Built of red sandstone ashlar, the large church consists of a nave and chancel, both with N and S aisles, a W tower with spire, a porch and two vestries off the N side of the chancel. Restorations were carried out to the scheme of G.G. Scott in 1858-59. Only the E respond and the adjacent pier of the N nave arcade now bear Romanesque sculpture; this work was restored with the rest of the church in 1858-9.


In 1086 Bromsgrove was a royal manor, and the mention of a reeve and beadle suggests that it was then of some importance; a priest is also recorded at that time. There was apparently a borough at Bromsgrove in the 12th and 13thc. but its history is unclear. In 1232, Henry III granted the church to the prior and monks of Worcester.

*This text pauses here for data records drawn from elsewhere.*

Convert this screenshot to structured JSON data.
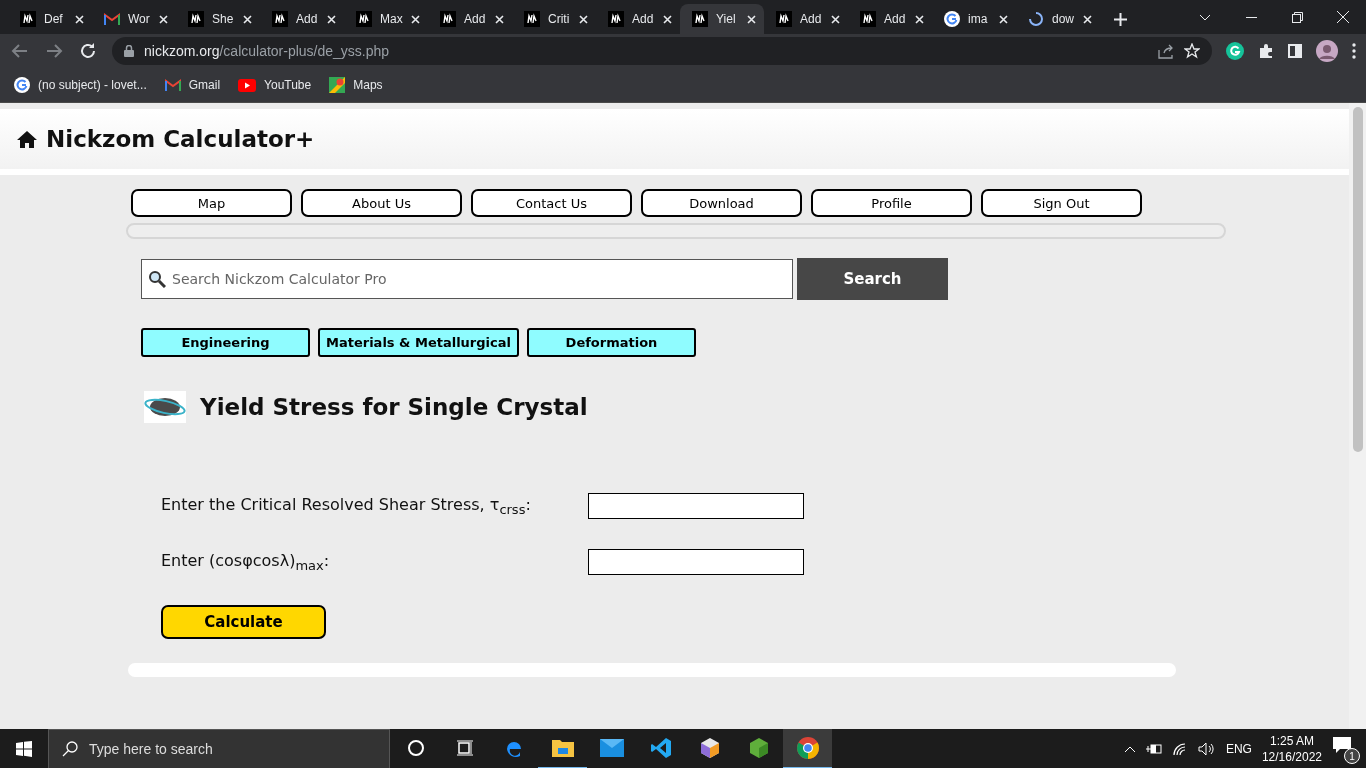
{
  "browser": {
    "tabs": [
      {
        "title": "Def",
        "kind": "nickzom",
        "selected": false
      },
      {
        "title": "Wor",
        "kind": "gmail",
        "selected": false
      },
      {
        "title": "She",
        "kind": "nickzom",
        "selected": false
      },
      {
        "title": "Add",
        "kind": "nickzom",
        "selected": false
      },
      {
        "title": "Max",
        "kind": "nickzom",
        "selected": false
      },
      {
        "title": "Add",
        "kind": "nickzom",
        "selected": false
      },
      {
        "title": "Criti",
        "kind": "nickzom",
        "selected": false
      },
      {
        "title": "Add",
        "kind": "nickzom",
        "selected": false
      },
      {
        "title": "Yiel",
        "kind": "nickzom",
        "selected": true
      },
      {
        "title": "Add",
        "kind": "nickzom",
        "selected": false
      },
      {
        "title": "Add",
        "kind": "nickzom",
        "selected": false
      },
      {
        "title": "ima",
        "kind": "google",
        "selected": false
      },
      {
        "title": "dow",
        "kind": "loading",
        "selected": false
      }
    ],
    "url_host": "nickzom.org",
    "url_path": "/calculator-plus/de_yss.php",
    "bookmarks": [
      {
        "label": "(no subject) - lovet...",
        "kind": "google"
      },
      {
        "label": "Gmail",
        "kind": "gmail"
      },
      {
        "label": "YouTube",
        "kind": "youtube"
      },
      {
        "label": "Maps",
        "kind": "maps"
      }
    ]
  },
  "page": {
    "site_title": "Nickzom Calculator+",
    "nav": [
      "Map",
      "About Us",
      "Contact Us",
      "Download",
      "Profile",
      "Sign Out"
    ],
    "search": {
      "placeholder": "Search Nickzom Calculator Pro",
      "button": "Search"
    },
    "categories": [
      "Engineering",
      "Materials & Metallurgical",
      "Deformation"
    ],
    "title": "Yield Stress for Single Crystal",
    "fields": [
      {
        "label": "Enter the Critical Resolved Shear Stress, τ$_{crss}$:"
      },
      {
        "label": "Enter (cosφcosλ)$_{max}$:"
      }
    ],
    "calculate": "Calculate"
  },
  "taskbar": {
    "search_placeholder": "Type here to search",
    "apps": [
      {
        "kind": "cortana",
        "running": false,
        "active": false
      },
      {
        "kind": "taskview",
        "running": false,
        "active": false
      },
      {
        "kind": "edge",
        "running": false,
        "active": false
      },
      {
        "kind": "folder",
        "running": true,
        "active": false
      },
      {
        "kind": "mail",
        "running": false,
        "active": false
      },
      {
        "kind": "vscode",
        "running": false,
        "active": false
      },
      {
        "kind": "cube",
        "running": false,
        "active": false
      },
      {
        "kind": "hexagon",
        "running": false,
        "active": false
      },
      {
        "kind": "chrome",
        "running": true,
        "active": true
      }
    ],
    "language": "ENG",
    "time": "1:25 AM",
    "date": "12/16/2022",
    "notifications": "1"
  }
}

Interior Features



According to Cotton 1881, 12-13, the capitals and corbels of the N nave arcade were 'carefully restored' during the work of 1858-9. He notes the care taken to ensure that the new work was carried out according to the evidence that was found; all the new carving in the church was done by Irving of Leicester.

The Victoria History of the Counties of England. Worcestershire, vol.III, London 1913, 19-33, 28-31.
W.A. Cotton, Bromsgrove Church: Its History and Antiquities, London 1881.
N. Pevsner, The Buildings of England. Worcestershire, Harmondsworth 1968, 108-109.